‘We don't need them’: Austrian FM wants to end Islamic kindergartens to boost integration
The comment was made at a public event set up by Kurier newspaper.
“Of course, we don’t need them. There should be no Islamic kindergartens,” Kurz said when asked whether he would agree to completely get rid of such facilities.
According to the foreign minister, proficiency in German must become a gateway to Austrian society.
Immigrant children and others “who have little or no command of German” would have to attend kindergarten one year longer than their Austrian peers, he said.
40% of refugees in Austria put religion above law – studyhttps://t.co/nOOrOK9JIP— RT (@RT_com) 28 января 2017 г.
“Quality criteria” for childcare workers should also be introduced to improve the standards of language proficiency.
Consequently, many Arab or Chechen kindergartens will fail to meet the requirements for state benefits and will be left with no choice but to close, Kurz said, adding, “This is the easiest way in terms of the law.”
In the meantime, the government “does very much” to improve integration efforts, Kurz said. He added, however, that success “depends very much on the number of those [who should be] integrated.”
Opposition parties say it is the policy of the current government, which Kurz is a part of, that has led to a situation in which the state sponsors childcare facilities that contribute to the creation of parallel societies.
It was Kurz’s Austrian People's Party (OVP) that “always voted for more subsidies for those kindergartens and it was his party and his [policy] that tried to cater all these Muslim and radical Islamist movements in Austria,” Johann Gudenus, the Vice Mayor and a City Council of Vienna, told RT.
Gudenus, who is a member of the far-right Freedom Party of Austria (FPO), went on to say that the current “sudden” change of heart of the Austrian government is just an attempt to gain more support ahead of parliamentary elections which are scheduled for October 2017.

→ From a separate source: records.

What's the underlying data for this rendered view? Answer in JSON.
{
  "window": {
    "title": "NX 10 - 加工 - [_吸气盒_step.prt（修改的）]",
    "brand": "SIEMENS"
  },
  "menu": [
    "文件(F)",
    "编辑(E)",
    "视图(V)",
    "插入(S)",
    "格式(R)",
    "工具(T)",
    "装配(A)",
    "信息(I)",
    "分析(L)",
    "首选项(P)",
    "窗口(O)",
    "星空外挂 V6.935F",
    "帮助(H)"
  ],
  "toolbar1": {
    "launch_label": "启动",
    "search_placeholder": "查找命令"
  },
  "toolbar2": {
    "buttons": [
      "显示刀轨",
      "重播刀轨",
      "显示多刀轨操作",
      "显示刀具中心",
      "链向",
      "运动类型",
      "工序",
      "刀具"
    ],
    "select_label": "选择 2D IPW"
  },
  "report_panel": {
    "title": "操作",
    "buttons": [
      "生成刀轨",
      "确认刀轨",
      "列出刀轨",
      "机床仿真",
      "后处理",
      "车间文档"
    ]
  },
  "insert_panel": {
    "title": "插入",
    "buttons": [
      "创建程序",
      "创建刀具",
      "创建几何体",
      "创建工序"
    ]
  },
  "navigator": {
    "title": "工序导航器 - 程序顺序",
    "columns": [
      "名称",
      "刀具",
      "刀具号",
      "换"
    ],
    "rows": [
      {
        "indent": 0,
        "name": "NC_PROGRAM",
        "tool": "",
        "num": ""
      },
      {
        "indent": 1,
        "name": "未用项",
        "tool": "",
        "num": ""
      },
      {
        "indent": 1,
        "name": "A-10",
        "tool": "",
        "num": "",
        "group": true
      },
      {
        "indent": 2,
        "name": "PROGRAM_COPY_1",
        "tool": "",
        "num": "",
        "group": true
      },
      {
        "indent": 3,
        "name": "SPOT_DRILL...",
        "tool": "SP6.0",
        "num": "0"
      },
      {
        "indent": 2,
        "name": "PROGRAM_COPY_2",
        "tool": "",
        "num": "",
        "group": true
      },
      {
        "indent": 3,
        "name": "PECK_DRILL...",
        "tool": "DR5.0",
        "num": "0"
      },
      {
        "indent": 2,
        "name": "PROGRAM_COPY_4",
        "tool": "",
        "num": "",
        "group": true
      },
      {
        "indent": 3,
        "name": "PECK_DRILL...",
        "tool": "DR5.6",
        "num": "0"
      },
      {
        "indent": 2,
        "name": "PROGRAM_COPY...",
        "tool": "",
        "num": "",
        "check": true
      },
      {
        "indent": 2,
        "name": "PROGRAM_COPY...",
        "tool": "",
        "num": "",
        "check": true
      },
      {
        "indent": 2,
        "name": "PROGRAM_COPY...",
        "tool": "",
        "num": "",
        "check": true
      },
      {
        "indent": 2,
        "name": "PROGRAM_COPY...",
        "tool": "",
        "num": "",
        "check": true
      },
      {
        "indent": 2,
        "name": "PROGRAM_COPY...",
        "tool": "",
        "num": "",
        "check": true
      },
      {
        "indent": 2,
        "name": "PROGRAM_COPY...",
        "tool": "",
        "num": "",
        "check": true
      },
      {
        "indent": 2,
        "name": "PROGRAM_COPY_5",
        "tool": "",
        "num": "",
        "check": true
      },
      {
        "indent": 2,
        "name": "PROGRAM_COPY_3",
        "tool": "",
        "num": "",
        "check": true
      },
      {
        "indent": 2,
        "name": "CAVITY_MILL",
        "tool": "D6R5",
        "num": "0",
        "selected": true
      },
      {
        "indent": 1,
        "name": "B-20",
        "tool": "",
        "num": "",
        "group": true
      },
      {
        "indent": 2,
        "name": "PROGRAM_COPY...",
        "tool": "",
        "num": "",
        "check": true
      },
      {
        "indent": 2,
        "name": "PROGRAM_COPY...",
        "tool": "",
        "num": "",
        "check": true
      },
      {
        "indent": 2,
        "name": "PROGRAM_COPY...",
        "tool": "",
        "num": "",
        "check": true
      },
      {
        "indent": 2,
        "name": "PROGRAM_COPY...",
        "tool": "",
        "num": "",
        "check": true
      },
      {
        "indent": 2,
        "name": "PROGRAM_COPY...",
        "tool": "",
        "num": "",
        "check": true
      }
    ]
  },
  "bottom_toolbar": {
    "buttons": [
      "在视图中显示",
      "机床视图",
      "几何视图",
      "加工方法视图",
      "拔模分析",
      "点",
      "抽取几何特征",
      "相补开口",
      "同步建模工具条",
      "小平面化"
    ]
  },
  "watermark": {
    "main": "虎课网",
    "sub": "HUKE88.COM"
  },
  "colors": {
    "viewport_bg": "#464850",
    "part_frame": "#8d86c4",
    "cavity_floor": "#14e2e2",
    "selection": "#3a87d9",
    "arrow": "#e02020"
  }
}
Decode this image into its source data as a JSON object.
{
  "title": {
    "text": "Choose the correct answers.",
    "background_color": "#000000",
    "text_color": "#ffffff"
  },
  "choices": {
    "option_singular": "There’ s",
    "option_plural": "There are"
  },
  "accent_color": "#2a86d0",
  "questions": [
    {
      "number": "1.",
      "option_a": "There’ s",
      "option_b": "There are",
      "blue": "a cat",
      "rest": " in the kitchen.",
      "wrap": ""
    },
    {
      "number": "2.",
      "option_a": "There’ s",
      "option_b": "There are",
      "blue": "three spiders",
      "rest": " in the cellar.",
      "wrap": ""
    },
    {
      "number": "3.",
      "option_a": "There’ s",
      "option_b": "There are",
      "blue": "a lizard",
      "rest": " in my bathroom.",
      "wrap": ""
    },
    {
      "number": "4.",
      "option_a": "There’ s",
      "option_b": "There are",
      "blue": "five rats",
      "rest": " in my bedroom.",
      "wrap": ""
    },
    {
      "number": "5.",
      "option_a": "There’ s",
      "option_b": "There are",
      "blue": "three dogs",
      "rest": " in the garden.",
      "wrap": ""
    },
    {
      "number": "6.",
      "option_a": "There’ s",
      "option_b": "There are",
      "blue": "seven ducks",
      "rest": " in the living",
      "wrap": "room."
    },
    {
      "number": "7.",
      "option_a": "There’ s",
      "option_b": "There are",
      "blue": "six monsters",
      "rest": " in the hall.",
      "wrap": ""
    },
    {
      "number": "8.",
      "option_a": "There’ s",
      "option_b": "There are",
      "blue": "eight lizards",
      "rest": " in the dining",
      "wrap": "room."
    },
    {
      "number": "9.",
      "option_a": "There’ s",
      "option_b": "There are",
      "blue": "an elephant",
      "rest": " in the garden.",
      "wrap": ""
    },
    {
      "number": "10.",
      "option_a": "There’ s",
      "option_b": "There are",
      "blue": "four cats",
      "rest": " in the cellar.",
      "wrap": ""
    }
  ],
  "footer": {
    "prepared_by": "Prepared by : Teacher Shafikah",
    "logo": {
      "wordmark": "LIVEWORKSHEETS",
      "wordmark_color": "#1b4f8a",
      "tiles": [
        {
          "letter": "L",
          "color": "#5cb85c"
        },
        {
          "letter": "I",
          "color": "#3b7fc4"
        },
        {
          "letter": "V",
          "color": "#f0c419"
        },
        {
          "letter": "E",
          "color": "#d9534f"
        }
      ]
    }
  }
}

The foreign minister’s initiative also drew criticism from the Austrian Muslim community, which called it “institutionalized discrimination.”
If one “just forbids a religious minority, the Muslims, [to establish kindergartens] but allows other [communities] to do that … than this is a very clear institutionalized discrimination of a religious community,” Tarafa Baghajati, the chairman of the Austrian Muslim Initiative group, told RT.
Baghajati further accused Kurz of using Islamophobia to advance his political interests.
Controversy regarding Muslim kindergartens was recently stirred when a study by Austrian-Turkish Professor Ednan Aslan found more than 10,000 children aged from two to six attend around 150 Muslim preschools in Vienna which teach the Koran and pave the way for “parallel societies,” according to AFP.
“Parents are sending their kids to establishments that ensure they are in a Muslim setting and learn a few suras (chapters from the Koran),” Aslan, who researches Islamic education at Vienna University, told AFP.
“But they are unaware that they are shutting them off from a multicultural society,” the scholar said. According to his estimates, up to a quarter of Islamic kindergartens were being sponsored or supported by ultraconservative Salafist groups or organizations.
The study, published last year, resonated widely in the community, but some rejected the findings citing the unreliability of Aslan’s methodology. Biber, a local magazine, dispatched an undercover reporter who posed as a Muslim mother looking for a place for her son at an Islamic kindergarten.
She found no evidence of Aslan's claims that Islamic preschools were nurturing future Salafists, but acknowledged many of those kindergartens were cutting off or isolating children from mainstream society. There were also questions about the “openness” of some staff and their command of German.
Kurz, the youngest foreign minister in the EU at the time of his swearing-in back in 2013, has previously advocated putting more curbs on immigration. In March, he proposed the opening of refugee centers outside the European Union, suggesting the Republic of Georgia and countries of the Western Balkans as possible locations.
Last year, he also made some incendiary remarks on refugees being rescued on their way across the Mediterranean, saying a rescue from a boat in distress should be “no ticket to Europe.”
Refugees who are rescued from boats in the Mediterranean Sea “must be returned immediately, ideally to their country of origin,” Kurz vowed at the time.